The Dowager’s Diary: Week One Hundred and Eighty-Six

October 1-8, 1918  

“Maude, the maid and Bella, the cook are both in bed with the influenza.” During 1918 there was a deadly epidemic running rampant throughout New York and the rest of the country but on October 1, 1918, Kate Roosevelt seemed more concerned with staffing her household than she did about the sickness sweeping through the city. In just a few days she became a one-woman employment agency. She noted in her diary, “Annie the waitress arrived to take Maude’s place in the dining room. Margaret, the temporary cook arrived to take Bella’s place in the kitchen and I have engaged a nurse, Miss Rosenbaum to take care of the two of them.” Much to her relief, Maude was on the mend, but Bella was still very sick. On October 8th, Kate took her Irish maid to the convalescent hospital. She did not give a name or address of the facility, but it was most likely one of the many in the city that offered charity care to women and girls of “good reputation.”

Department of Public Healthy Bulletin, 1918

Of course, anyone working at the Roosevelt residence on East 30th Street would come with the highest recommendations and adhere to the old adage, “cleanliness is next go godliness”, but even the most fastidious were not immune to the Spanish Flu.

Protection from the Flu

In 1918, most of America was focused on the Great War that was being fought overseas. Wartime reporting took precedence over public health issues until the increase of deaths due to the flu became alarming. The New York City Health Department began trying to figure out why the deadly disease was spreading so quickly. The first mention of the Spanish Influenza was on the front page of their bulletin on August 17, 1918. The article reported that nearly one-third of Spain’s population had experienced the flu, which is how the disease got its name, even though it did not originate there. Medical research could not pinpoint what caused the flu, but ships, sailors and soldiers passing through the ports of New York City were good suspects as well as the unforgiving summer heat. On August 6, 1918, temperatures reached 106 degrees in the shade. Some speculated that Bayer aspirin was the culprit. According to the Public Health Bulletin, the rumor was that the aspirin tablets contained influenza germs and some slow poison. The Health Department conducted laboratory tests of aspirin randomly purchased from locations throughout the city and nothing irregular was found.

Using handkerchiefs helped prevent the spread of the flu
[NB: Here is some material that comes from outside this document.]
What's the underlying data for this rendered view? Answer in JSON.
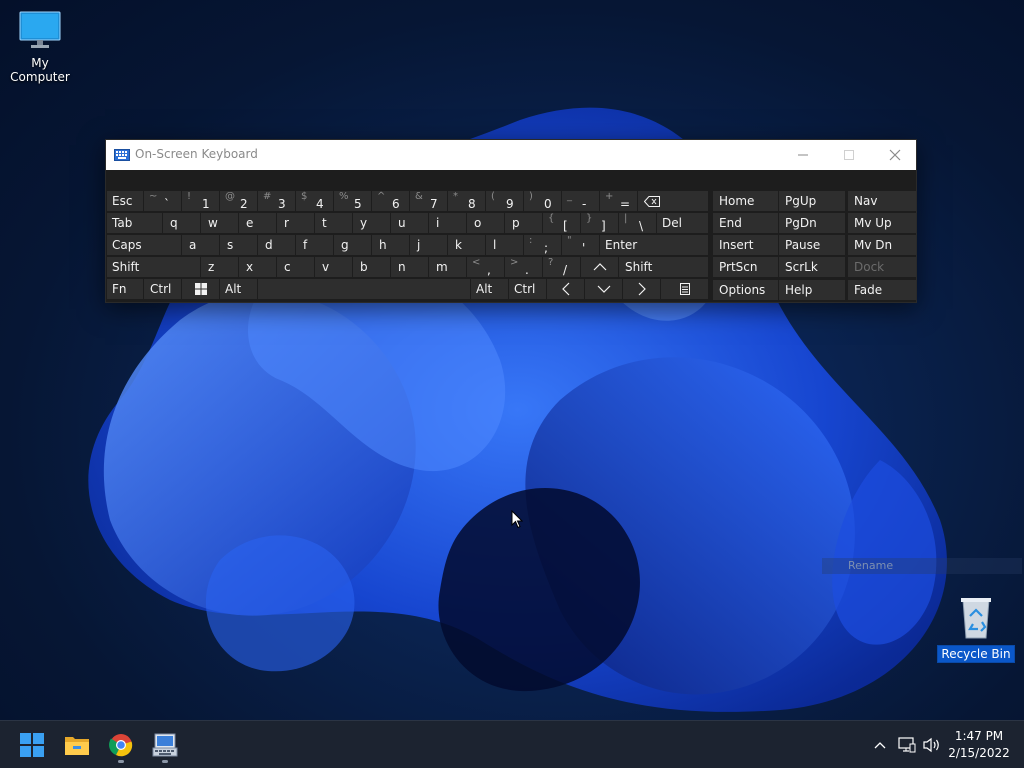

Whatever the cause, stopping it to spread was the key to curtailing its devastation. New York City Health Department sent out leaflets to 900,000 public and private school students, urging them to use handkerchiefs to cover-up their coughs and sneezes and to stay out of crowds. City workers and office stenographers wore gauze masks as protection.

Visiting Nurses using tenement rooftops instead of stairs

Visiting nurses, under the direction of the Henry House Settlement founder, Lillian Wald, made house calls to the sick living in the tenements, often using rooftops to go from apartment to apartment rather than be exposed to unsanitary halls and stairways.

Some residences were under quarantine. Maybe that was why Kate Roosevelt was so eager to hustle her malingering maid, Bella, off to the hospital. Given Kate’s busy schedule, having to stay put would have proven quite an inconvenience for the over-booked socialite.

Sharon Hazard’s Dowager’s Diary appears on Thursday.

On WAT-CAST, listen to Sharon talk about the series.

Photo One:
Tenement Scene of sickness, 1918
The Atlantic

Photo Two:
Department of Public Healthy Bulletin, 1918
NYC Municipal Library

Photo Three:
Protection from the flu
Library of Congress 1918

Photo Four:
Using handkerchiefs helped prevent the spread of the flu
NYC Municipal Library

Photo Five:
Visiting Nurses using tenement rooftops instead of stairs
Library of Congress